Why do passages in the Bible promise healing but not deliver?

First disclaimer: I’m not a trained theologian.

Second disclaimer: context is important, but for the sake of a read-able blog post I haven’t included the surrounding chapters of each of these verses.

Third disclaimer (this is the most important!): I can’t promise a miracle. But I can offer you company as you look through theses verses and puzzle over them. I can offer you my thoughts, and a chance to put aside your assumptions and your aching heart to read these passages anew.

Will you join me?

Continue reading “Why praying for healing is tricky (dealing with ‘troublesome’ Bible passages)”

Why we should pray for healing in chronic illness (& 3 reasons it is so hard)

I’ve said before that for me, prayer is often feels like making a wish on a ‘wish chip’ or over a birthday cake.

Today, I want to suggest that perhaps prayer is also like waving a magic wand…

The last post discussed why we need to make up our minds about prayer, even if it seems silly or childish. Now I want to ask:

Why should we pray for healing if our Loved One’s illness is chronic?

Prayer is not a choice

If a wizard doesn’t have a wand, we begin to doubt whether he truly is a wizard.

If he has one, and doesn’t use it… well that’s just silly!

Likewise, the Bible says if we are Christians, prayer for healing is not just an optional extra if we feel in the right mood (Ephesians 6:18; James 5:13). It’s part of who we are.

We want healing, plain and simple. And if we’re not asking God for it, I suspect it means we’re asking someone else.

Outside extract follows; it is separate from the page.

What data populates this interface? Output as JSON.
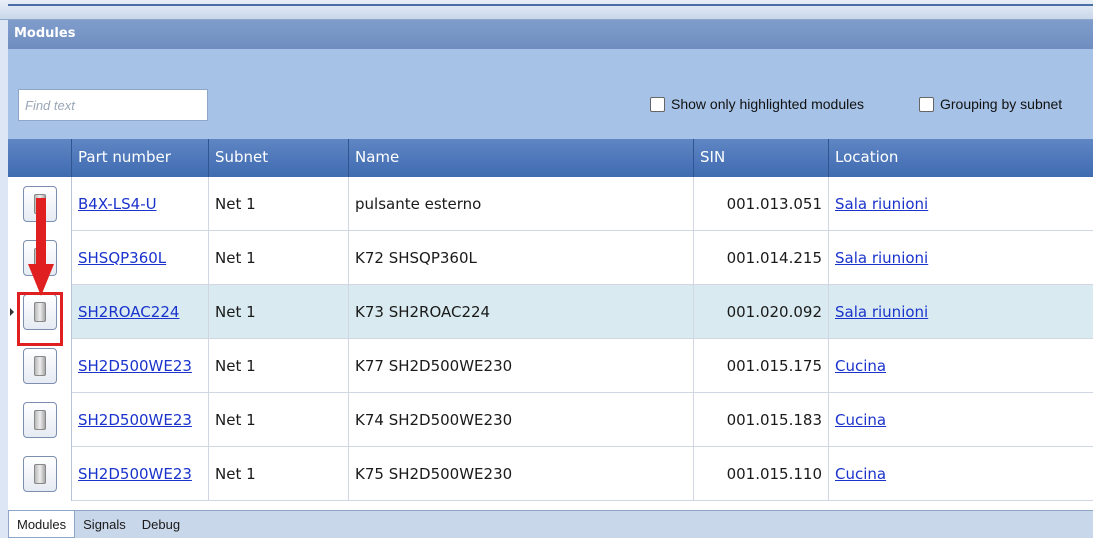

Perhaps we have pinned our hopes on doctors and treatments (the gifts rather than the Giver) or simply ‘fate’ (what will be will be).

If the former, we’ve created idols; if the latter, we’ve lost sight of God’s bigness and sovereignty.

Prayer can sometimes feel like something of little consequence. A few muttered words, clenched fists, perhaps closed eyes. Yet I think, as Watchers, praying for healing is a unique way we can live out our faith.

It is faith in action and glorifies God as trustworthy and powerful.

Continue reading “Why we should pray for healing in chronic illness (& 3 reasons it is so hard)”

Prayer + Chronic Illness = ? (Or, why we need to make up our minds about prayer)

When I was little I used to search the chip packet for wish chips.

Chips in general were rare in my household, and those double folded chips were even rarer.

When you ate them you were meant to make a wish. Like wish bones in chickens and blowing out birthday candles.

Every time I crunched a wish chip, I wished for the same thing.

I wished for my mum to be healed.

Now even if you had asked, I would have said I didn’t really believe in wishes… but I felt I had to try.

Just in case.

A lot of us think the same thing about praying for healing.
We have to try.

Just in case.
Continue reading “Prayer + Chronic Illness = ? (Or, why we need to make up our minds about prayer)”

Why aren’t I allowed to say that chronic illness is not fair?

Perhaps you have been here:
A knock at the door.
You answer.
It’s a friend, a neighbour. She has just popped over for a chat.

She holds a covered dish:

‘Cooked a bit extra and thought you could do with a home cooked meal’.

She asks how we are, how our Loved One is.

She complains for a while about her work, and how tired she is from the high tea she went to on the weekend. She has another date with friends in a few days but unfortunately it coincides with the birthday of a family member:

‘It’s always the way isn’t it? Everything at once, so frustrating.’

She shifts on the door step:

‘Ah well, no rush to return the dish – we’ll be away for a few weeks.

Going on a cruise. Just a small one. I’m a bit worried actually, I’m terrified I’m coming down with a cold. There’s nothing worse than a sniffly nose!

Anyway, got to rush, I have a hair dressers appointment this afternoon. All the best!’

You juggle the still-warm meal and close the door, the hot smell of cheese and silver foil clouding the air.

After the door is firmly shut and the neighbour out of sight, you give the wood a short, hard kick.

It’s not fair!
Continue reading “Why aren’t I allowed to say that chronic illness is not fair?”